Here's the really amazing part. His writing process was simply to write. And write, and write. The initial drafts for the books titled Prince of Tides and Beach Music ended up at something just over 2,000 pages each. He wrote the scenes as they came to him, and in no particular order. By his own admission, he ended up with a mess of manuscript that he couldn't make heads or tails of. It was his editor, Nan Talese, who took those gi-normous manuscripts, pored through them page by page, slashing whole sections and rearranging, until they became the books that eventually went on to become bestsellers. How incredible is that?

It makes me wonder. In today's publishing climate, where editors want everything as close to perfection as possible on submission--so there's a minimum of editing--how far would Pat Conroy's ponderous manuscripts have gotten? Probably about as far as my first manuscript, which ran just slightly over 700 pages--a wee pittance compared to Mr. Conroy's tomes. Green as spring grass, I queried that monster to agents. I received a note from one, who shall remain nameless (because he's still agenting today), that was absolutely priceless. He said, and I quote: "Are you kidding me with this?" But back to Mr. Conroy.

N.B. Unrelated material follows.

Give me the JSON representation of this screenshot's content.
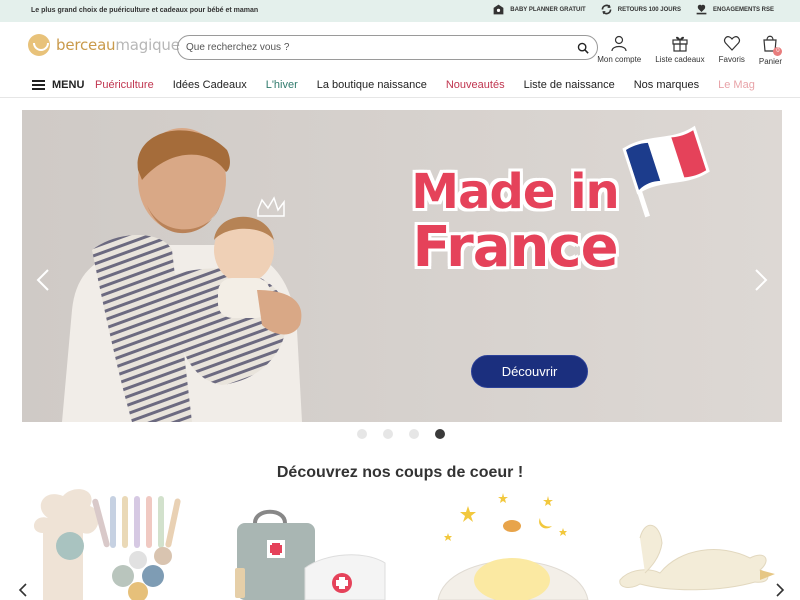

I'm going to take the optimistic high road and say that I'm sure he would have worked through the whole culling and editing process himself, eventually. Those books would still have been published and gone on to become bestsellers. But how much longer would the road to publication have taken?

I thought Mr. Conroy's story was interesting and I think it serves as a good example of how much the publishing industry has changed in recent years. I have to wonder, though, if there are any authors in this day and time who still receive that kind of special treatment from their publishers.